## [Problem]
Reproduce the records below exactly as they are written.

## [Provided records]

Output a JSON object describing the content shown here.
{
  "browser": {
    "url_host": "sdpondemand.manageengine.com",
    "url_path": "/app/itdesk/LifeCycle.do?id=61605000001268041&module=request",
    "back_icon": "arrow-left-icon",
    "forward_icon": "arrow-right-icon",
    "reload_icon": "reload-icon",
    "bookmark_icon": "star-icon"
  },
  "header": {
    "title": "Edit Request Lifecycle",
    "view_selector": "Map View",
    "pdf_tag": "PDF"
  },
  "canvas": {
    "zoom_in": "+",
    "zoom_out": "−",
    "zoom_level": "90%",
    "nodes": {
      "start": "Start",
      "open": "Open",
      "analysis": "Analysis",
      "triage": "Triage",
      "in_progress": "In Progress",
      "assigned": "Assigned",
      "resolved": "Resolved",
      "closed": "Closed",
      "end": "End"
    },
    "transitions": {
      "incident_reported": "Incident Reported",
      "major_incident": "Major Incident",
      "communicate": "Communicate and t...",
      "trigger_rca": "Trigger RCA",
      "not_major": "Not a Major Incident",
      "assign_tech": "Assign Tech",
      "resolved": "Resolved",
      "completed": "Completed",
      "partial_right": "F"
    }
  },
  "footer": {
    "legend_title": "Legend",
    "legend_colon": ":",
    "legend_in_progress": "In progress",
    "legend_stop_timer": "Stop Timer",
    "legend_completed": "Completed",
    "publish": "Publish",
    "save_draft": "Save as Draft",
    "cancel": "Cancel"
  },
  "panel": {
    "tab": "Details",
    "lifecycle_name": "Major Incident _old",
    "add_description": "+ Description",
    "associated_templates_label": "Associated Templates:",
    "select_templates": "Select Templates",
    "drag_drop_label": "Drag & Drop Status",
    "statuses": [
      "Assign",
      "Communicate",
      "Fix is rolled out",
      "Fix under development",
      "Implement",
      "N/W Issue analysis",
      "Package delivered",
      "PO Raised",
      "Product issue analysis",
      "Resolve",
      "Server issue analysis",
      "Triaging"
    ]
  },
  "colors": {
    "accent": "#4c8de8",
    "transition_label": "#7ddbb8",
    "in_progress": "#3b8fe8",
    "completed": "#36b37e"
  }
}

## [Solved problem]
Output a JSON object describing the content shown here.
{
  "browser": {
    "url_host": "sdpondemand.manageengine.com",
    "url_path": "/app/itdesk/LifeCycle.do?id=61605000001268041&module=request",
    "back_icon": "arrow-left-icon",
    "forward_icon": "arrow-right-icon",
    "reload_icon": "reload-icon",
    "bookmark_icon": "star-icon"
  },
  "header": {
    "title": "Edit Request Lifecycle",
    "view_selector": "Map View",
    "pdf_tag": "PDF"
  },
  "canvas": {
    "zoom_in": "+",
    "zoom_out": "−",
    "zoom_level": "90%",
    "nodes": {
      "start": "Start",
      "open": "Open",
      "analysis": "Analysis",
      "triage": "Triage",
      "in_progress": "In Progress",
      "assigned": "Assigned",
      "resolved": "Resolved",
      "closed": "Closed",
      "end": "End"
    },
    "transitions": {
      "incident_reported": "Incident Reported",
      "major_incident": "Major Incident",
      "communicate": "Communicate and t...",
      "trigger_rca": "Trigger RCA",
      "not_major": "Not a Major Incident",
      "assign_tech": "Assign Tech",
      "resolved": "Resolved",
      "completed": "Completed",
      "partial_right": "F"
    }
  },
  "footer": {
    "legend_title": "Legend",
    "legend_colon": ":",
    "legend_in_progress": "In progress",
    "legend_stop_timer": "Stop Timer",
    "legend_completed": "Completed",
    "publish": "Publish",
    "save_draft": "Save as Draft",
    "cancel": "Cancel"
  },
  "panel": {
    "tab": "Details",
    "lifecycle_name": "Major Incident _old",
    "add_description": "+ Description",
    "associated_templates_label": "Associated Templates:",
    "select_templates": "Select Templates",
    "drag_drop_label": "Drag & Drop Status",
    "statuses": [
      "Assign",
      "Communicate",
      "Fix is rolled out",
      "Fix under development",
      "Implement",
      "N/W Issue analysis",
      "Package delivered",
      "PO Raised",
      "Product issue analysis",
      "Resolve",
      "Server issue analysis",
      "Triaging"
    ]
  },
  "colors": {
    "accent": "#4c8de8",
    "transition_label": "#7ddbb8",
    "in_progress": "#3b8fe8",
    "completed": "#36b37e"
  }
}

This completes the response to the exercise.